On 15 January 2024, the UK’s Information Commissioner’s Office (“ICO”) announced the launch of a consultation series (“Consultation”) on how elements of data protection law apply to the development and use of generative AI (“GenAI”). For the purposes of the Consultation, GenAI refers to “AI models that can create new content e.g., text, computer code, audio, music, images, and videos”.
As part of the Consultation, the ICO will publish a series of chapters over the coming months outlining their thinking on how the UK GDPR and Part 2 of the Data Protection Act 2018 apply to the development and use of GenAI. The first chapter, published in tandem with the Consultation’s announcement, covers the lawful basis, under UK data protection law, for web scraping of personal data to train GenAI models. Interested stakeholders are invited to provide feedback to the ICO by 1 March 2024.
The Lawful Basis for Scraping Personal Data
In its first chapter, the ICO acknowledges that legitimate interests, pursuant to Article 6(1)(f) of the UK GDPR, can be a lawful basis for using web-scraped personal data to train GenAI models. The ICO also notes that, as part of complying with the lawfulness principle of data protection law, developers need to ensure that their processing is not “in breach of any other legislation outside of data protection such as intellectual property or contract law.”
The Three-Part Test for Legitimate Interests
The ICO maintains that, in order for a GenAI model developer to rely on the legitimate interests lawful basis, it must pass the three-part legitimate interests test:

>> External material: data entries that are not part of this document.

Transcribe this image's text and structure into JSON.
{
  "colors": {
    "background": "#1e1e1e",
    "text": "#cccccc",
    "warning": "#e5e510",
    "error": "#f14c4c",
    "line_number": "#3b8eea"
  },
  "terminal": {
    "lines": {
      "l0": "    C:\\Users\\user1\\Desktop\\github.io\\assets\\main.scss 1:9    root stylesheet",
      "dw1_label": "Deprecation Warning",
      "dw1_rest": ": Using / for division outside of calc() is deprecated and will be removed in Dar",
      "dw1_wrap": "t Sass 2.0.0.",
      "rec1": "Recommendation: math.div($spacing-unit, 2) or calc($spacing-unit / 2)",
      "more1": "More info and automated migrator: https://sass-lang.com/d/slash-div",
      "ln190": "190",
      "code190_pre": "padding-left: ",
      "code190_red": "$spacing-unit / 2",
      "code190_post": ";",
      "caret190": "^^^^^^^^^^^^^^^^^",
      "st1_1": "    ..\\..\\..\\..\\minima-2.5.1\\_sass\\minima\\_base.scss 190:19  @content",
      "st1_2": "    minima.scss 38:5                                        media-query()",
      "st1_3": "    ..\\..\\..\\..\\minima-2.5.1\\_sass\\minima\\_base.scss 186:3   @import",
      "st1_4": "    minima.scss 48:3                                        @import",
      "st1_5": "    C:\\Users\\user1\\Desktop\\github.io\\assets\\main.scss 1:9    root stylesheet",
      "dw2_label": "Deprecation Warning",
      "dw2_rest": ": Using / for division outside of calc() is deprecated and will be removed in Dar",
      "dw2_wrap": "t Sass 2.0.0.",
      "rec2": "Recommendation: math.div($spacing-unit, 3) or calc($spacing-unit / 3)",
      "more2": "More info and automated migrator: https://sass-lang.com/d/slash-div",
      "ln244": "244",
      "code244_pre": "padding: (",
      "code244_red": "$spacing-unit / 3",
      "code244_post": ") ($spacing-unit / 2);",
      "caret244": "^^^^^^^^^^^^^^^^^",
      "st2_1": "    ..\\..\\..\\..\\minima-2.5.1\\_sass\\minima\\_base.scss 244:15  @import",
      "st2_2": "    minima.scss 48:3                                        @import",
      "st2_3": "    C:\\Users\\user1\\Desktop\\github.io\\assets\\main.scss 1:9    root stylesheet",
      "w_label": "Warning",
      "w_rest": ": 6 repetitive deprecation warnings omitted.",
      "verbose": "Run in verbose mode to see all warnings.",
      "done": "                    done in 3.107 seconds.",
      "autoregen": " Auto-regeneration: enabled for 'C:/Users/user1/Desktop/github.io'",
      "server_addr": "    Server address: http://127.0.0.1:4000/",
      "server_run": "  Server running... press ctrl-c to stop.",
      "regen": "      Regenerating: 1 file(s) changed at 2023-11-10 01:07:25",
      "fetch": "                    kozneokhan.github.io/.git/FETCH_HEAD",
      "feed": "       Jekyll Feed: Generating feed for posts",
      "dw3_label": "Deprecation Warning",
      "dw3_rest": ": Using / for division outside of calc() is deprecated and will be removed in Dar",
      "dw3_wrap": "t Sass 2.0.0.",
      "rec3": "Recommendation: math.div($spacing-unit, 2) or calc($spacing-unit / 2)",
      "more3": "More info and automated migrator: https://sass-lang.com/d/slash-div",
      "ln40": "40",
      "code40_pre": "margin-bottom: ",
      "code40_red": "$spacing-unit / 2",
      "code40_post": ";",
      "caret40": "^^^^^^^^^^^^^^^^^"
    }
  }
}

- Purpose test: GenAI model developers must first demonstrate a valid interest for processing web-scraped personal data. The ICO acknowledges that such an interest “could be the business interest in developing a model and deploying it for commercial gain, either on their own platform or bringing it into the market for third parties to procure” (e.g., offering a GenAI chatbot to consumers).
- Necessity test: Processing of web-scraped data must be necessary to achieve the interest identified in the purpose test. To this end, the ICO notes that, “currently, most generative AI training is only possible using the volume of data obtained though large-scale scraping”.
- Balancing test: If the first two limbs of the test are satisfied, the final step is to determine whether the interests, rights and freedoms of individuals override those pursued by the GenAI developer or third party. The ICO identifies two categories of potential risks that AI developers should balance against their own interests:
- Upstream risks: The ICO states that, if people are not aware that their personal data is being processed, they can lose control over that data by virtue of being unable to exercise their information rights (e.g., the right of access under Article 15 of the UK GDPR); and
- Downstream risks: According to the ICO, third parties can use GenAI models to generate inaccurate information about people which may result in reputational harm.
Additionally, the ICO notes that there are a number of risk mitigations that may help GenAI developers pass the third part of the legitimate interests test, including: (i) implementing technical and organisational controls over a specific deployment of a model; (ii) monitoring the use of the model (e.g., via API access); and (iii) specifying contractual controls with third parties that limit how the model is used.
Interested stakeholders are invited to provide feedback on the ICO’s first chapter by completing a survey or emailing the ICO by 1 March 2024. The ICO will use input received to update its guidance on AI and other related products.
The ICO also announced that, moving forward, it intends to produce additional chapters with analysis on topics including: (i) how the purpose limitation principle plays out in the context of GenAI development and deployment; (ii) expectations around complying with the accuracy principle; and (iii) expectations around complying with data subject rights.
Covington regularly advises the world’s top technology companies on their most challenging regulatory, compliance, and public policy issues in the UK, EU and other major markets. We are monitoring developments in AI policy and regulation closely and will be updating this site regularly – please watch this space for further updates.